Realizing the full extent of Rose’s work on the series reminds me a quote made by Anne of Green Gables: “It is never pleasant to have our old shrines desecrated, even when we have outgrown them.” (Lucy Maud Montgomery, in Anne of the Island, Ch. 1.) However, in a disclaimer I must admit that I was not as shocked as some may be when reading A Wilder Rose.
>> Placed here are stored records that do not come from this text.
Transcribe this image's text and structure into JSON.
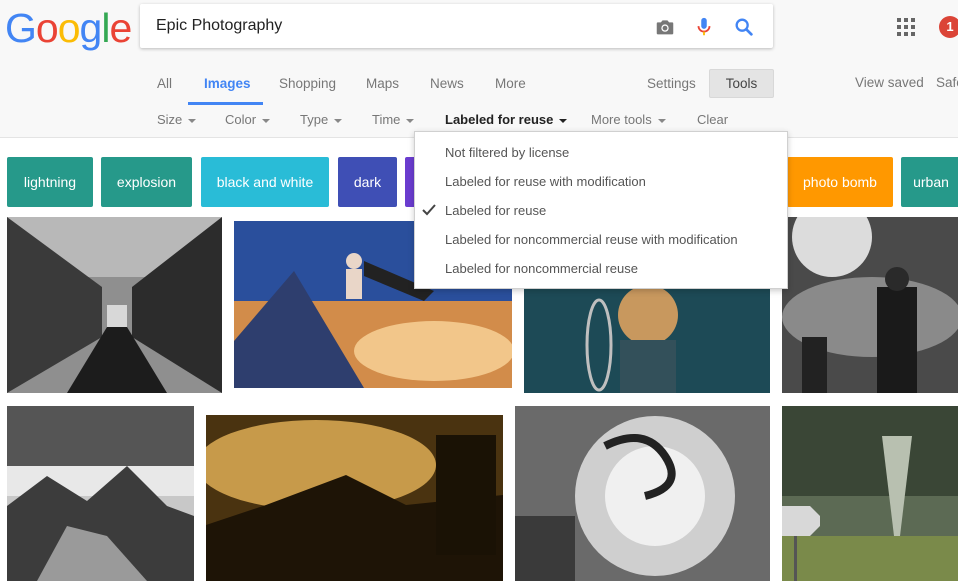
{
  "logo": [
    "G",
    "o",
    "o",
    "g",
    "l",
    "e"
  ],
  "search": {
    "value": "Epic Photography"
  },
  "notifications": {
    "count": "1"
  },
  "tabs": [
    "All",
    "Images",
    "Shopping",
    "Maps",
    "News",
    "More"
  ],
  "right_links": {
    "settings": "Settings",
    "tools": "Tools",
    "view_saved": "View saved",
    "safe": "Safe"
  },
  "tools_row": {
    "size": "Size",
    "color": "Color",
    "type": "Type",
    "time": "Time",
    "license": "Labeled for reuse",
    "more_tools": "More tools",
    "clear": "Clear"
  },
  "chips": [
    {
      "label": "lightning",
      "color": "#26998a"
    },
    {
      "label": "explosion",
      "color": "#26998a"
    },
    {
      "label": "black and white",
      "color": "#29bcd7"
    },
    {
      "label": "dark",
      "color": "#3f4fb5"
    },
    {
      "label": "photo bomb",
      "color": "#ff9800"
    },
    {
      "label": "urban",
      "color": "#26998a"
    }
  ],
  "license_menu": {
    "items": [
      "Not filtered by license",
      "Labeled for reuse with modification",
      "Labeled for reuse",
      "Labeled for noncommercial reuse with modification",
      "Labeled for noncommercial reuse"
    ],
    "selected": "Labeled for reuse"
  },
  "icons": {
    "camera": "camera-icon",
    "mic": "microphone-icon",
    "search": "search-icon",
    "apps": "apps-grid-icon",
    "check": "check-icon"
  },
  "colors": {
    "google_blue": "#4285f4",
    "google_red": "#ea4335",
    "google_yellow": "#fbbc05",
    "google_green": "#34a853",
    "badge_red": "#db4437"
  }
}
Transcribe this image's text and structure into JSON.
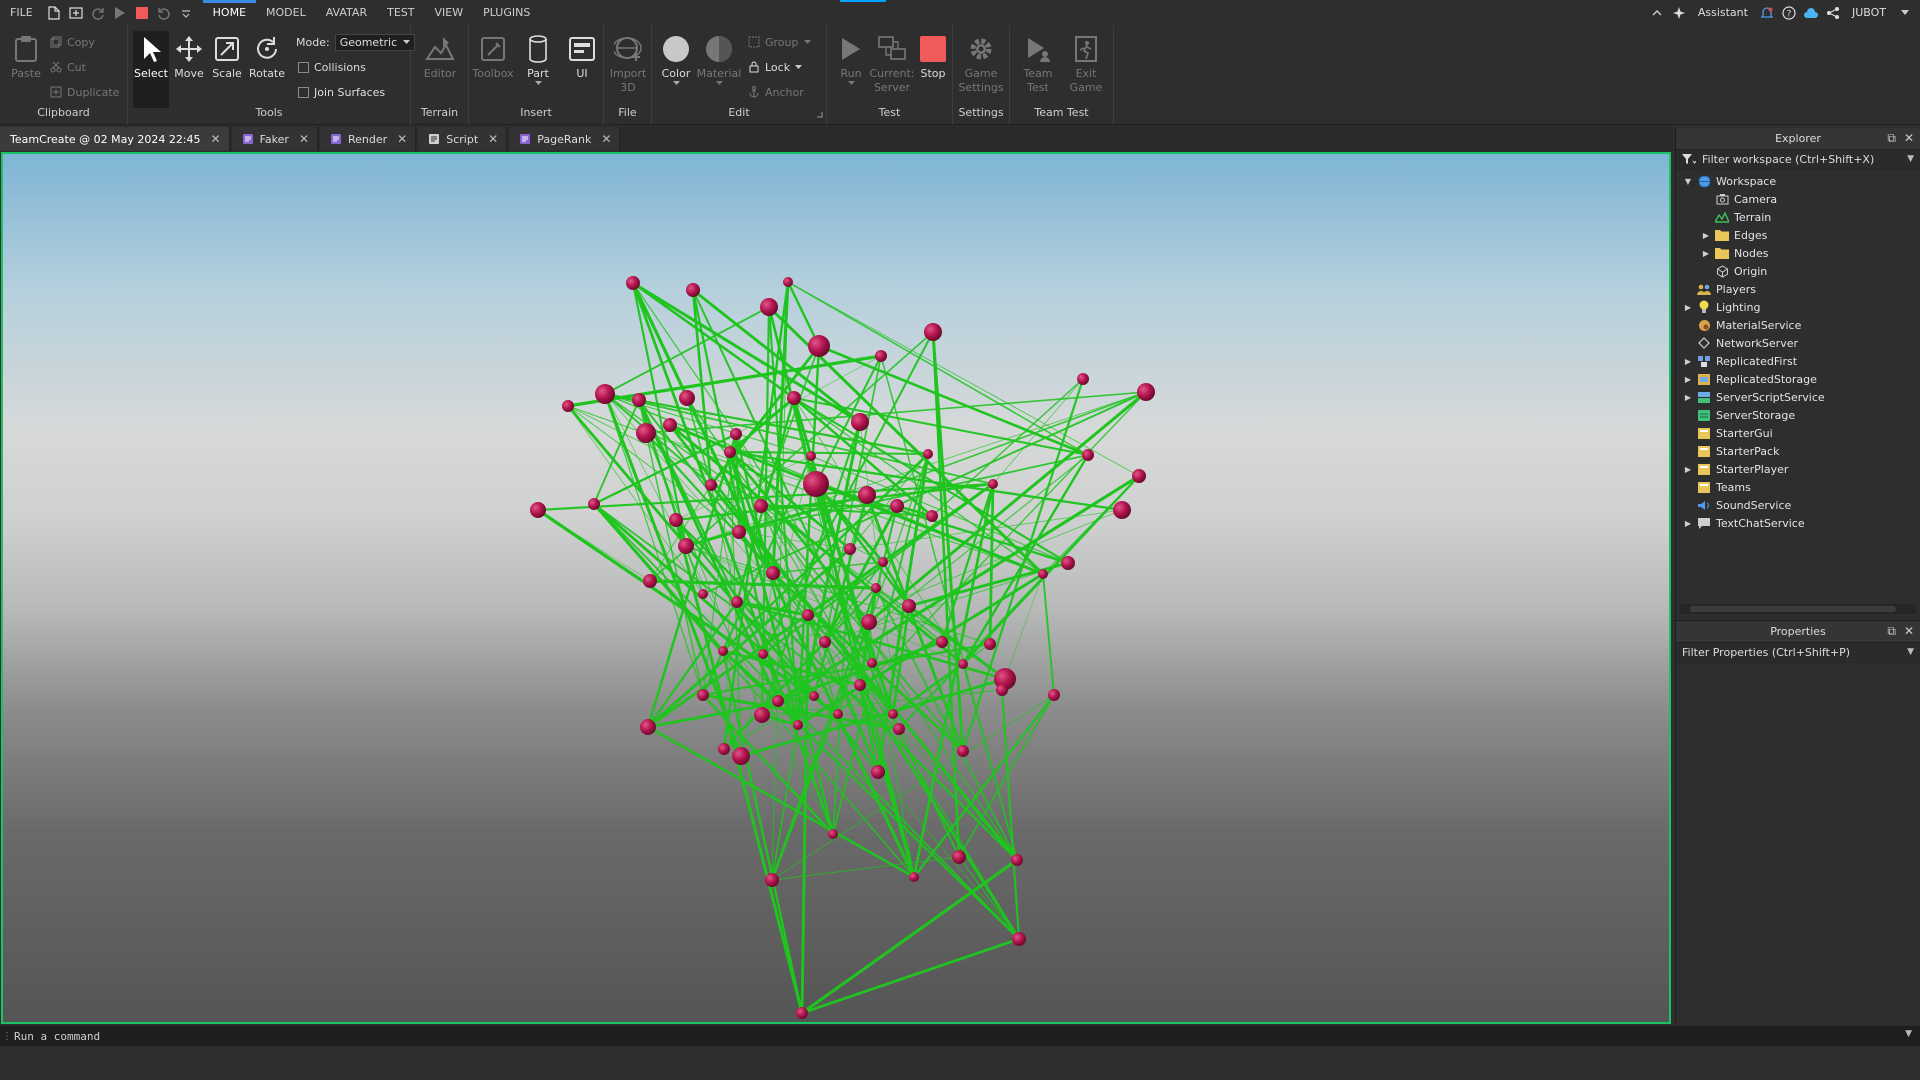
{
  "menubar": {
    "file": "FILE",
    "tabs": [
      "HOME",
      "MODEL",
      "AVATAR",
      "TEST",
      "VIEW",
      "PLUGINS"
    ],
    "active_tab": "HOME",
    "assistant": "Assistant",
    "user": "JUBOT"
  },
  "ribbon": {
    "clipboard": {
      "label": "Clipboard",
      "paste": "Paste",
      "copy": "Copy",
      "cut": "Cut",
      "duplicate": "Duplicate"
    },
    "tools": {
      "label": "Tools",
      "select": "Select",
      "move": "Move",
      "scale": "Scale",
      "rotate": "Rotate",
      "mode_label": "Mode:",
      "mode_value": "Geometric",
      "collisions": "Collisions",
      "join_surfaces": "Join Surfaces"
    },
    "terrain": {
      "label": "Terrain",
      "editor": "Editor"
    },
    "insert": {
      "label": "Insert",
      "toolbox": "Toolbox",
      "part": "Part",
      "ui": "UI"
    },
    "file": {
      "label": "File",
      "import": "Import",
      "import2": "3D"
    },
    "edit": {
      "label": "Edit",
      "color": "Color",
      "material": "Material",
      "group": "Group",
      "lock": "Lock",
      "anchor": "Anchor"
    },
    "test": {
      "label": "Test",
      "run": "Run",
      "current": "Current:",
      "server": "Server",
      "stop": "Stop"
    },
    "settings": {
      "label": "Settings",
      "game": "Game",
      "settings": "Settings"
    },
    "team_test": {
      "label": "Team Test",
      "team": "Team",
      "test": "Test",
      "exit": "Exit",
      "game": "Game"
    }
  },
  "doc_tabs": [
    {
      "label": "TeamCreate @ 02 May 2024 22:45",
      "icon": "none"
    },
    {
      "label": "Faker",
      "icon": "script-icon"
    },
    {
      "label": "Render",
      "icon": "script-icon"
    },
    {
      "label": "Script",
      "icon": "script-icon"
    },
    {
      "label": "PageRank",
      "icon": "script-icon"
    }
  ],
  "explorer": {
    "title": "Explorer",
    "filter": "Filter workspace (Ctrl+Shift+X)",
    "items": [
      {
        "label": "Workspace",
        "depth": 0,
        "expand": "open",
        "icon": "globe",
        "color": "#4c9be8"
      },
      {
        "label": "Camera",
        "depth": 1,
        "expand": "none",
        "icon": "camera",
        "color": "#cfcfcf"
      },
      {
        "label": "Terrain",
        "depth": 1,
        "expand": "none",
        "icon": "terrain",
        "color": "#3fbf5a"
      },
      {
        "label": "Edges",
        "depth": 1,
        "expand": "closed",
        "icon": "folder",
        "color": "#e9c65a"
      },
      {
        "label": "Nodes",
        "depth": 1,
        "expand": "closed",
        "icon": "folder",
        "color": "#e9c65a"
      },
      {
        "label": "Origin",
        "depth": 1,
        "expand": "none",
        "icon": "part",
        "color": "#cfcfcf"
      },
      {
        "label": "Players",
        "depth": 0,
        "expand": "none",
        "icon": "players",
        "color": "#d8b44a"
      },
      {
        "label": "Lighting",
        "depth": 0,
        "expand": "closed",
        "icon": "bulb",
        "color": "#f2d94e"
      },
      {
        "label": "MaterialService",
        "depth": 0,
        "expand": "none",
        "icon": "material",
        "color": "#d9a24a"
      },
      {
        "label": "NetworkServer",
        "depth": 0,
        "expand": "none",
        "icon": "diamond",
        "color": "#cfcfcf"
      },
      {
        "label": "ReplicatedFirst",
        "depth": 0,
        "expand": "closed",
        "icon": "replicated",
        "color": "#6f9fe0"
      },
      {
        "label": "ReplicatedStorage",
        "depth": 0,
        "expand": "closed",
        "icon": "storage",
        "color": "#e0b24a"
      },
      {
        "label": "ServerScriptService",
        "depth": 0,
        "expand": "closed",
        "icon": "server-script",
        "color": "#3fbf7a"
      },
      {
        "label": "ServerStorage",
        "depth": 0,
        "expand": "none",
        "icon": "server-storage",
        "color": "#3fbf7a"
      },
      {
        "label": "StarterGui",
        "depth": 0,
        "expand": "none",
        "icon": "starter",
        "color": "#e9c65a"
      },
      {
        "label": "StarterPack",
        "depth": 0,
        "expand": "none",
        "icon": "starter",
        "color": "#e9c65a"
      },
      {
        "label": "StarterPlayer",
        "depth": 0,
        "expand": "closed",
        "icon": "starter",
        "color": "#e9c65a"
      },
      {
        "label": "Teams",
        "depth": 0,
        "expand": "none",
        "icon": "starter",
        "color": "#e9c65a"
      },
      {
        "label": "SoundService",
        "depth": 0,
        "expand": "none",
        "icon": "sound",
        "color": "#4c9be8"
      },
      {
        "label": "TextChatService",
        "depth": 0,
        "expand": "closed",
        "icon": "chat",
        "color": "#cfcfcf"
      }
    ]
  },
  "properties": {
    "title": "Properties",
    "filter": "Filter Properties (Ctrl+Shift+P)"
  },
  "command_bar": {
    "placeholder": "Run a command"
  },
  "colors": {
    "accent": "#3d8be6",
    "viewport_border": "#19c463",
    "edge": "#1fc41f",
    "node": "#b5154f",
    "stop": "#f05a5a"
  }
}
I was in the sixth grade when I discovered that there was a ninth Little House book. I had already read the first eight books several times, and was beyond ecstatic to receive The First Four Years from a friend. Most people, evidently, are immediately struck by the dissimilarities of The First Four Years from the previous books in the series, often making comments such as, “What happened to Laura’s ability to tell a story?” or even “Who are these strange people?” I did not have those jolting thoughts or feelings. I do remember particularly noticing that there was a lot more talk of money – or rather the lack of it. But I thought that’s just how grownups are, and Laura and Manly were now grownup. Of course they would be more concerned with making the farm work and the cost of things.  But I don’t recall having any inkling that there must have been a different writer/editor/something of this last book.

Fast forward about 15 years. While rummaging through the 10 cent paperback books at a garage sale, I thumbed through a copy of Let the Hurricane Roar. I had no idea who the author was, but always ready for a good historical fiction, I put it on my stack of purchases. Upon reading it, I thought “Plagiarism!” The incidents in this story were clearly stolen from the Little House series, but not done very well, I thought. To me, this book lacked the warmth – the life – of the Little House books. Then for the first time I noticed the author’s name. Rose Wilder Lane. Ah, so it wasn’t plagiarism after all, just shared family history.
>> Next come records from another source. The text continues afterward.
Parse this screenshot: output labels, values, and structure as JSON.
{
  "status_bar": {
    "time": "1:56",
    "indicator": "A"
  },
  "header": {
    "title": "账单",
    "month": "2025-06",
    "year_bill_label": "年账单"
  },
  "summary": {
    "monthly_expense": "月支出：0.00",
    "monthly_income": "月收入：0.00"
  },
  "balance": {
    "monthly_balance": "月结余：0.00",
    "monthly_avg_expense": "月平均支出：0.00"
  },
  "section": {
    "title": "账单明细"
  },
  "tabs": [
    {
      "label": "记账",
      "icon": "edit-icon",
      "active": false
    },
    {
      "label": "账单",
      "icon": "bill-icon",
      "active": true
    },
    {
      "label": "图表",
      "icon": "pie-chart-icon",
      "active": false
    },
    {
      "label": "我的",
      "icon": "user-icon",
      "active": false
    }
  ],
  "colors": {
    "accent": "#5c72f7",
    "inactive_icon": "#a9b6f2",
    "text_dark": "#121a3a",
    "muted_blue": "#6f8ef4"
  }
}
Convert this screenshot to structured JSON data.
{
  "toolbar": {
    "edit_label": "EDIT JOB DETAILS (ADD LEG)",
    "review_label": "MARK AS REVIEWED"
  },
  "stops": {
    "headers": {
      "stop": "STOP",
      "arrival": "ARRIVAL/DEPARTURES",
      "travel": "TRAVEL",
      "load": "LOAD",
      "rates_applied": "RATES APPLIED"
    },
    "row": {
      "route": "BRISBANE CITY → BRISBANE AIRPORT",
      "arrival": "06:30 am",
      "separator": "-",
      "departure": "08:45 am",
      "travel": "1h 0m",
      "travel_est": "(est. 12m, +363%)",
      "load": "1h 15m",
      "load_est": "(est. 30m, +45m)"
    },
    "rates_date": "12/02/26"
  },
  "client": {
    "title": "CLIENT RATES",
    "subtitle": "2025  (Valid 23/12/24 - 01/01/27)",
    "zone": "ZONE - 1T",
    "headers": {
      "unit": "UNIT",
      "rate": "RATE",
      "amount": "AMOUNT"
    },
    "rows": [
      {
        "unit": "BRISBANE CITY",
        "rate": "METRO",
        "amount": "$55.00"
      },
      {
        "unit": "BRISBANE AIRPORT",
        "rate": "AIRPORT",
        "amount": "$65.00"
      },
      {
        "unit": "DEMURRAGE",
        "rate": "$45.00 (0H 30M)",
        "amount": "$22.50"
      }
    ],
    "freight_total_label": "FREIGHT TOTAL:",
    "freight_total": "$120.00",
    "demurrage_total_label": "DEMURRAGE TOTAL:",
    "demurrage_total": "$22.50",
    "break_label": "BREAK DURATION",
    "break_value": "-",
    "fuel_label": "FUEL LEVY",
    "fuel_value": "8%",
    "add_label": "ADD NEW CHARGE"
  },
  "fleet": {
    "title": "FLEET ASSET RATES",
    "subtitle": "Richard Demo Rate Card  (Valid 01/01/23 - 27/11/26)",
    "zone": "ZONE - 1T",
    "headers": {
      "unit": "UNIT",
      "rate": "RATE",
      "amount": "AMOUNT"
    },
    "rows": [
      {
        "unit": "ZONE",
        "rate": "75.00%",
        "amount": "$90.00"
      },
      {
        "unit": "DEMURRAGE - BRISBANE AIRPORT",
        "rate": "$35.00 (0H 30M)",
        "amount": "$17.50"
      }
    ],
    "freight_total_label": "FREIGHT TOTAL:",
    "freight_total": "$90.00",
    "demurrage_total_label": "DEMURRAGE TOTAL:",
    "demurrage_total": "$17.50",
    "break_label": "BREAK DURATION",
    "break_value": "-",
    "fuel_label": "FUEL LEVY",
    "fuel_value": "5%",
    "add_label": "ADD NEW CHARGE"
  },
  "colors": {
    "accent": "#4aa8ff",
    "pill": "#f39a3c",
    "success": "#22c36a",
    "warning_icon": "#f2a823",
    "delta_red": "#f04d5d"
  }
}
I had not known that Rose was also a writer. I was intrigued, and did some research, and was surprised at how prolific of a writer she was. This is also when I first became aware of the controversy over how much of the Little House series Rose was really responsible for. Having just finished a sample of Rose’s writing that I was not at all impressed with, and being a devoted fan of the Little House books, I came down firmly on the side of ‘It can’t have been much.’

Still later, however, I was able to view some of the correspondence between Laura Ingalls Wilder and her daughter, Rose Wilder Lane. Even more compellingly, I was able to see some of the manuscripts with the changes Rose made from Laura’s writing. Through the years during this research, I have had to change my mind from “not much” to “quite a bit.”
Without the both of them, we would not, could not, have the Little House series that we have. We know what we would have: it’s right there in black and white, in Laura’s original manuscripts and Rose’s Let the Hurricane Roar. Neither reaches the heart like the finished books that they produced together.
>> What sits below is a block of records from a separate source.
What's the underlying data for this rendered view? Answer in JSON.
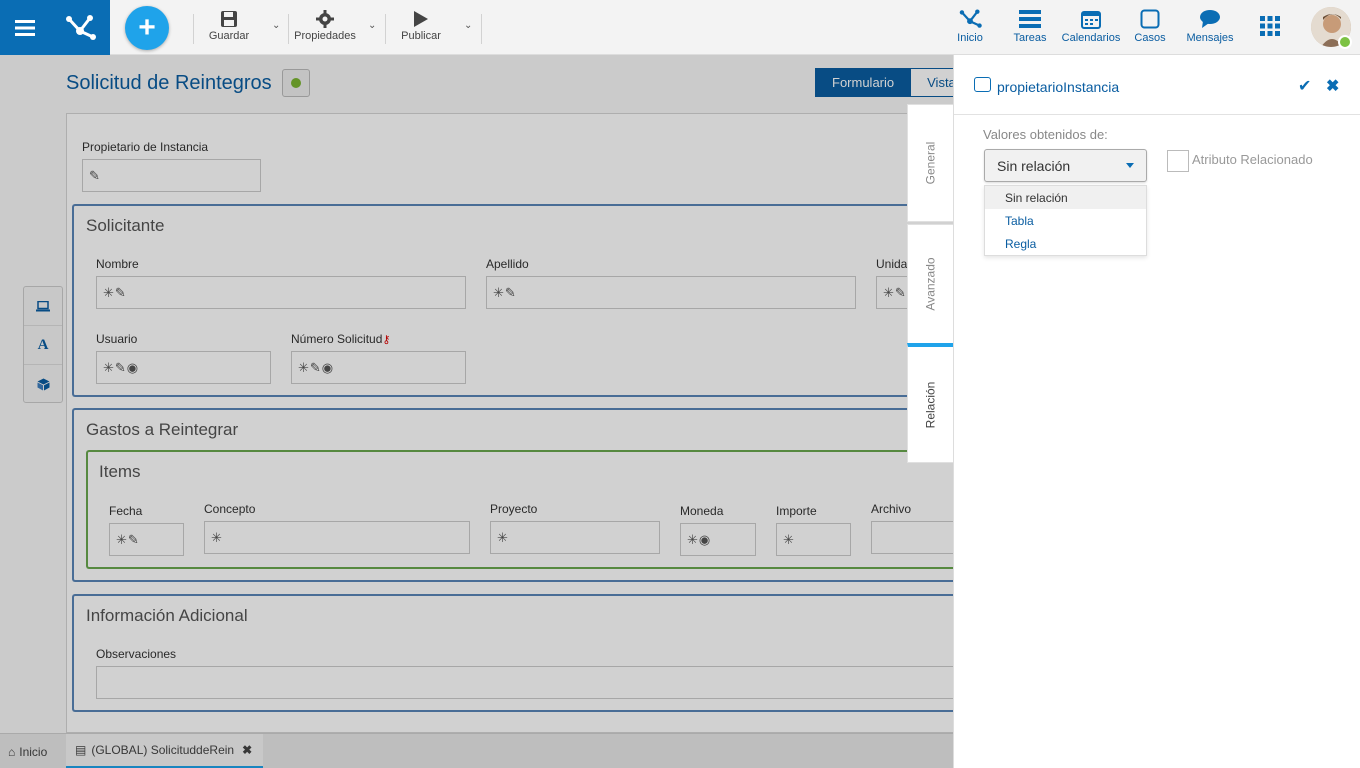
{
  "toolbar": {
    "save_label": "Guardar",
    "properties_label": "Propiedades",
    "publish_label": "Publicar"
  },
  "nav": {
    "inicio": "Inicio",
    "tareas": "Tareas",
    "calendarios": "Calendarios",
    "casos": "Casos",
    "mensajes": "Mensajes"
  },
  "form": {
    "title": "Solicitud de Reintegros",
    "view_tabs": [
      "Formulario",
      "Vista"
    ],
    "owner_label": "Propietario de Instancia",
    "groups": {
      "solicitante": {
        "title": "Solicitante",
        "nombre": "Nombre",
        "apellido": "Apellido",
        "unidad": "Unida",
        "usuario": "Usuario",
        "numero": "Número Solicitud"
      },
      "gastos": {
        "title": "Gastos a Reintegrar",
        "items_title": "Items",
        "columns": [
          "Fecha",
          "Concepto",
          "Proyecto",
          "Moneda",
          "Importe",
          "Archivo"
        ]
      },
      "info": {
        "title": "Información Adicional",
        "observaciones": "Observaciones"
      }
    }
  },
  "side_tools": [
    "laptop-icon",
    "A",
    "cube-icon"
  ],
  "vertical_tabs": [
    "General",
    "Avanzado",
    "Relación"
  ],
  "bottom_tabs": {
    "home": "Inicio",
    "doc": "(GLOBAL) SolicituddeRein"
  },
  "panel": {
    "title": "propietarioInstancia",
    "values_label": "Valores obtenidos de:",
    "select_value": "Sin relación",
    "options": [
      "Sin relación",
      "Tabla",
      "Regla"
    ],
    "attr_label": "Atributo Relacionado"
  },
  "colors": {
    "primary": "#0a6db4",
    "accent": "#1fa3ea",
    "group_border": "#5a86b8",
    "items_border": "#6aa84f"
  }
}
A huge thank you to Susan Wittig Albert for allowing me an advance copy of A Wilder Rose. You can find more information on it, with ordering information, here.

Also, Marie at AllThingsLauraIngallsWilder has an excellent interview with Susan Wittig Albert here.

Wednesday, July 17, 2013